MEANWHILE, back at the farm: The ewes with lambs are integrated into the flock and the lambs seem to be doing well. Poor little white boy was shivering Saturday morning when it was only 2 degrees F, and we tried to put his dog coat back on but he’s grown out of it. But the sun warmed him up and he’s getting grain now in the creep feeder, and he looks like he is doing okay. Hans Solo and white boy’s sister are fat as ticks, not sure why the little guy doesn’t gain as well, but we’re working on it.
Willie and I got to work a friend’s sheep this Sunday, working on cross driving at a distance, and had a great time. We just got back from working on it in my little pasture; not the same, but still worthwhile. Lordy we love working sheep!

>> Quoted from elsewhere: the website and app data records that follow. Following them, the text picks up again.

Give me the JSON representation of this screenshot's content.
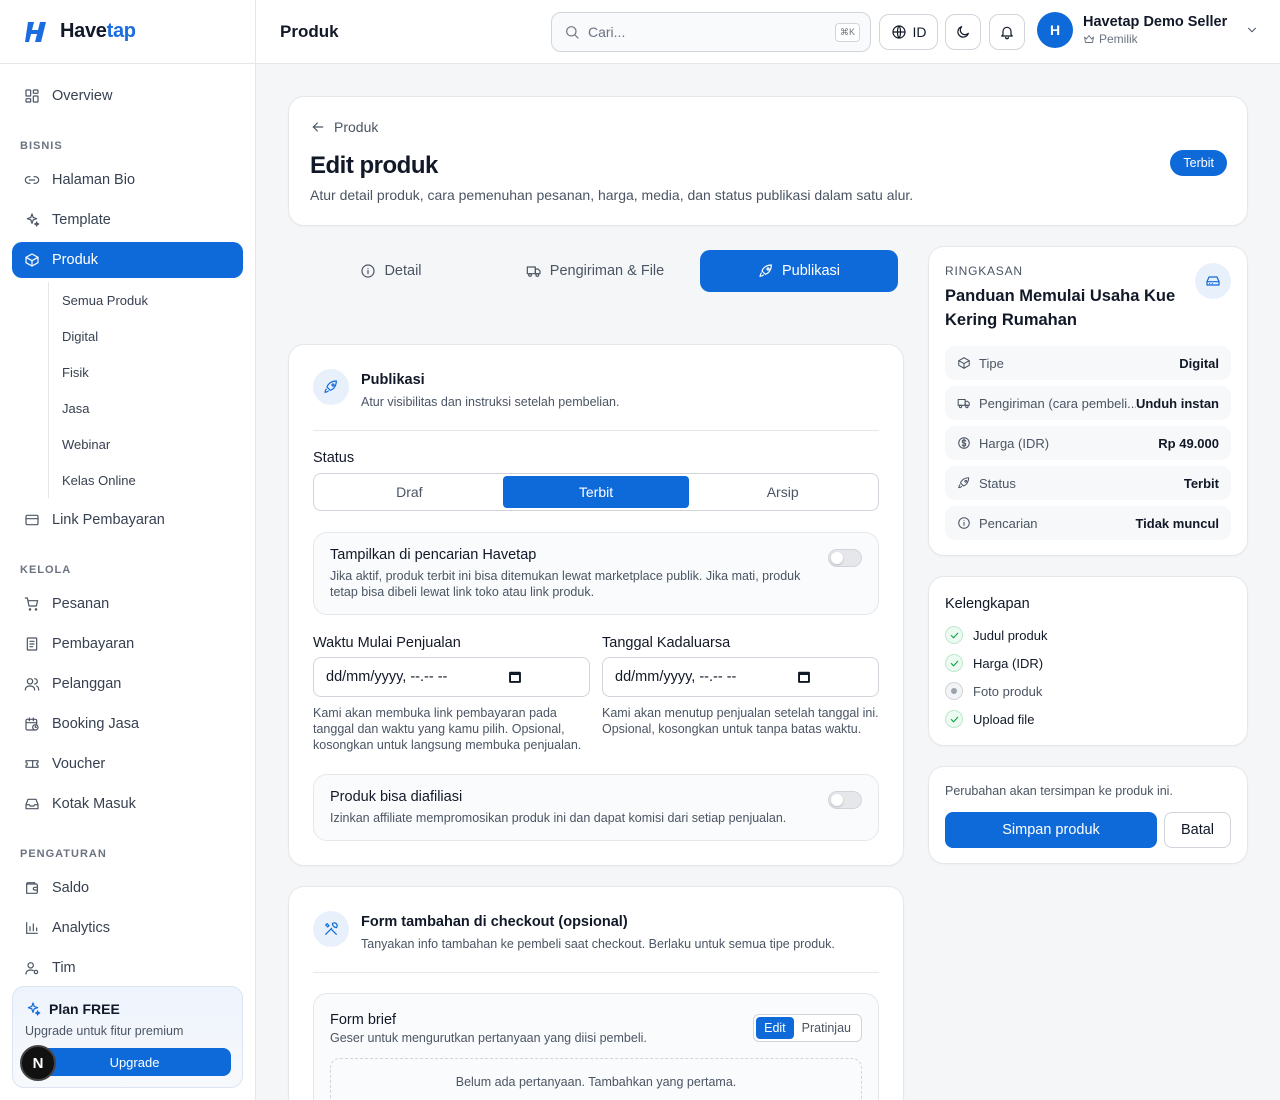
{
  "brand": {
    "name_a": "Have",
    "name_b": "tap"
  },
  "sidebar": {
    "overview": "Overview",
    "section_bisnis": "BISNIS",
    "halaman_bio": "Halaman Bio",
    "template": "Template",
    "produk": "Produk",
    "produk_sub": [
      "Semua Produk",
      "Digital",
      "Fisik",
      "Jasa",
      "Webinar",
      "Kelas Online"
    ],
    "link_pembayaran": "Link Pembayaran",
    "section_kelola": "KELOLA",
    "pesanan": "Pesanan",
    "pembayaran": "Pembayaran",
    "pelanggan": "Pelanggan",
    "booking_jasa": "Booking Jasa",
    "voucher": "Voucher",
    "kotak_masuk": "Kotak Masuk",
    "section_pengaturan": "PENGATURAN",
    "saldo": "Saldo",
    "analytics": "Analytics",
    "tim": "Tim",
    "plan": {
      "title": "Plan FREE",
      "subtitle": "Upgrade untuk fitur premium",
      "button": "Upgrade",
      "badge": "N"
    }
  },
  "header": {
    "title": "Produk",
    "search_placeholder": "Cari...",
    "search_shortcut": "⌘K",
    "lang": "ID",
    "user": {
      "initial": "H",
      "name": "Havetap Demo Seller",
      "role": "Pemilik"
    }
  },
  "page": {
    "back_label": "Produk",
    "title": "Edit produk",
    "subtitle": "Atur detail produk, cara pemenuhan pesanan, harga, media, dan status publikasi dalam satu alur.",
    "status_badge": "Terbit"
  },
  "tabs": [
    "Detail",
    "Pengiriman & File",
    "Publikasi"
  ],
  "publikasi": {
    "title": "Publikasi",
    "subtitle": "Atur visibilitas dan instruksi setelah pembelian.",
    "status_label": "Status",
    "status_options": [
      "Draf",
      "Terbit",
      "Arsip"
    ],
    "status_selected": "Terbit",
    "search_toggle": {
      "title": "Tampilkan di pencarian Havetap",
      "desc": "Jika aktif, produk terbit ini bisa ditemukan lewat marketplace publik. Jika mati, produk tetap bisa dibeli lewat link toko atau link produk.",
      "on": false
    },
    "start_label": "Waktu Mulai Penjualan",
    "start_placeholder": "dd/mm/yyyy, --.-- --",
    "start_help": "Kami akan membuka link pembayaran pada tanggal dan waktu yang kamu pilih. Opsional, kosongkan untuk langsung membuka penjualan.",
    "end_label": "Tanggal Kadaluarsa",
    "end_placeholder": "dd/mm/yyyy, --.-- --",
    "end_help": "Kami akan menutup penjualan setelah tanggal ini. Opsional, kosongkan untuk tanpa batas waktu.",
    "affiliate_toggle": {
      "title": "Produk bisa diafiliasi",
      "desc": "Izinkan affiliate mempromosikan produk ini dan dapat komisi dari setiap penjualan.",
      "on": false
    }
  },
  "checkout_form": {
    "title": "Form tambahan di checkout (opsional)",
    "subtitle": "Tanyakan info tambahan ke pembeli saat checkout. Berlaku untuk semua tipe produk.",
    "brief_title": "Form brief",
    "brief_sub": "Geser untuk mengurutkan pertanyaan yang diisi pembeli.",
    "mode_options": [
      "Edit",
      "Pratinjau"
    ],
    "empty": "Belum ada pertanyaan. Tambahkan yang pertama."
  },
  "summary": {
    "eyebrow": "RINGKASAN",
    "product_title": "Panduan Memulai Usaha Kue Kering Rumahan",
    "rows": [
      {
        "key": "Tipe",
        "value": "Digital",
        "icon": "box-icon"
      },
      {
        "key": "Pengiriman (cara pembeli...",
        "value": "Unduh instan",
        "icon": "truck-icon"
      },
      {
        "key": "Harga (IDR)",
        "value": "Rp 49.000",
        "icon": "dollar-icon"
      },
      {
        "key": "Status",
        "value": "Terbit",
        "icon": "rocket-icon"
      },
      {
        "key": "Pencarian",
        "value": "Tidak muncul",
        "icon": "info-icon"
      }
    ]
  },
  "completeness": {
    "title": "Kelengkapan",
    "items": [
      {
        "label": "Judul produk",
        "done": true
      },
      {
        "label": "Harga (IDR)",
        "done": true
      },
      {
        "label": "Foto produk",
        "done": false
      },
      {
        "label": "Upload file",
        "done": true
      }
    ]
  },
  "save": {
    "note": "Perubahan akan tersimpan ke produk ini.",
    "primary": "Simpan produk",
    "cancel": "Batal"
  },
  "colors": {
    "accent": "#0f6ad9",
    "success": "#16a34a"
  }
}
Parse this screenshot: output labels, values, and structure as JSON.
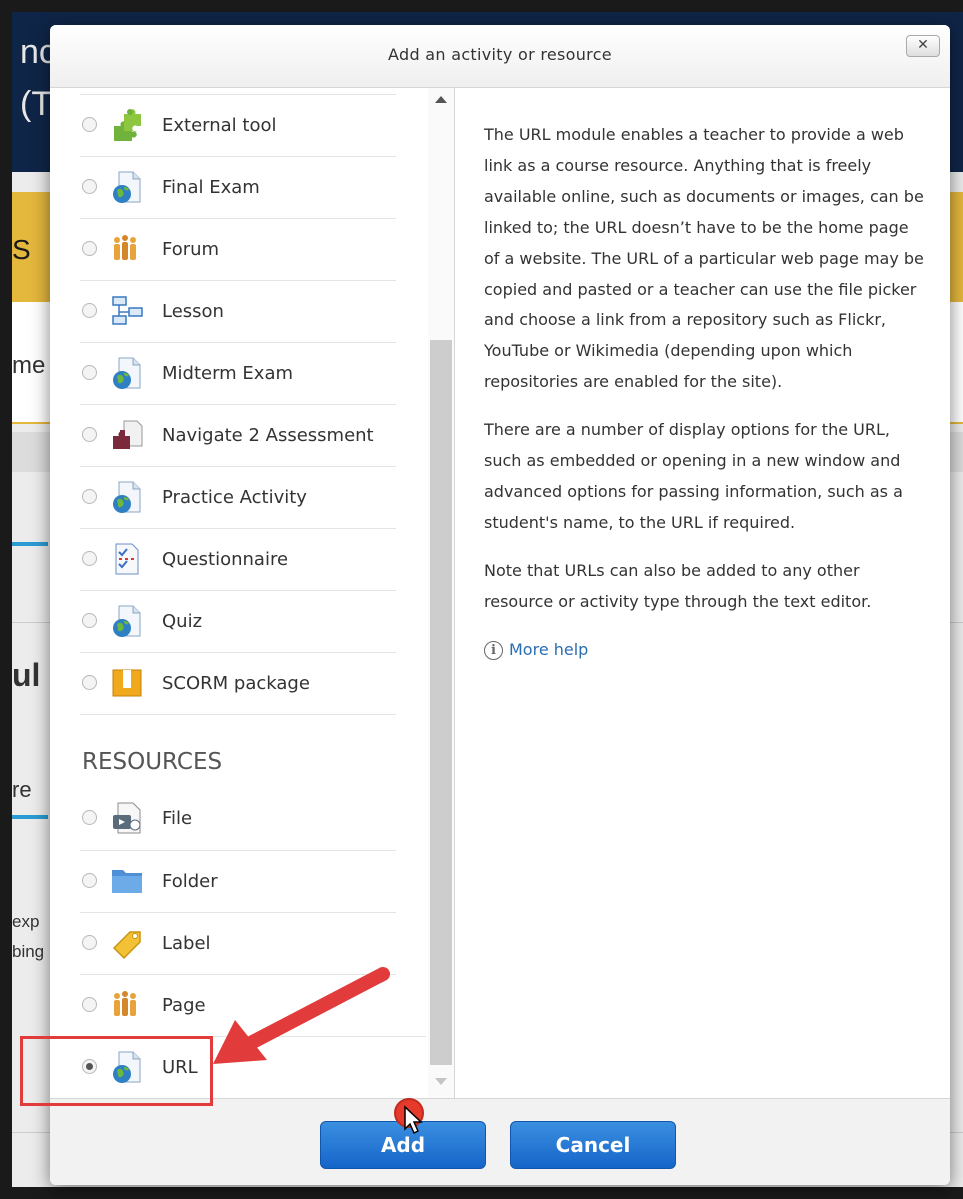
{
  "background": {
    "nav_line1": "ncy S",
    "nav_line2": "(T",
    "gold_frag": "S",
    "frag_me": "me",
    "frag_ul": "ul",
    "frag_re": "re",
    "frag_exp": "exp",
    "frag_bing": "bing"
  },
  "dialog": {
    "title": "Add an activity or resource",
    "close_label": "✕",
    "activities": [
      {
        "label": "External tool",
        "icon": "external-tool-puzzle-icon"
      },
      {
        "label": "Final Exam",
        "icon": "globe-page-icon"
      },
      {
        "label": "Forum",
        "icon": "forum-people-icon"
      },
      {
        "label": "Lesson",
        "icon": "lesson-flowchart-icon"
      },
      {
        "label": "Midterm Exam",
        "icon": "globe-page-icon"
      },
      {
        "label": "Navigate 2 Assessment",
        "icon": "assessment-puzzle-icon"
      },
      {
        "label": "Practice Activity",
        "icon": "globe-page-icon"
      },
      {
        "label": "Questionnaire",
        "icon": "questionnaire-checklist-icon"
      },
      {
        "label": "Quiz",
        "icon": "globe-page-icon"
      },
      {
        "label": "SCORM package",
        "icon": "scorm-box-icon"
      }
    ],
    "resources_heading": "RESOURCES",
    "resources": [
      {
        "label": "File",
        "icon": "file-media-icon"
      },
      {
        "label": "Folder",
        "icon": "folder-icon"
      },
      {
        "label": "Label",
        "icon": "label-tag-icon"
      },
      {
        "label": "Page",
        "icon": "page-people-icon"
      },
      {
        "label": "URL",
        "icon": "globe-page-icon",
        "selected": true
      }
    ],
    "help": {
      "p1": "The URL module enables a teacher to provide a web link as a course resource. Anything that is freely available online, such as documents or images, can be linked to; the URL doesn’t have to be the home page of a website. The URL of a particular web page may be copied and pasted or a teacher can use the file picker and choose a link from a repository such as Flickr, YouTube or Wikimedia (depending upon which repositories are enabled for the site).",
      "p2": "There are a number of display options for the URL, such as embedded or opening in a new window and advanced options for passing information, such as a student's name, to the URL if required.",
      "p3": "Note that URLs can also be added to any other resource or activity type through the text editor.",
      "more_help": "More help",
      "info_glyph": "i"
    },
    "buttons": {
      "add": "Add",
      "cancel": "Cancel"
    }
  },
  "colors": {
    "primary_button": "#1565c9",
    "annotation_red": "#e23b3b",
    "link": "#2a6db0"
  }
}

Time to go feed the critters, it’s been dark now for quite a while and we’re all getting hungry. I’m keeping Willie slim to avoid unnecessary stress on any of his joints… wish someone would restrict my caloric intake. No, I take that back. Never mind. I did not say that.
Here’s another photo from our farm sitters, with Willie and the lovely Harper. Willie and Harper got along famously… size matters deeply to Willie, and he and Harper got along great. They didn’t play much, but tended to hang out together, just being dogs, probably pondering why we care whether a noise is a sound or a verb, as long as they get some food out of it . . .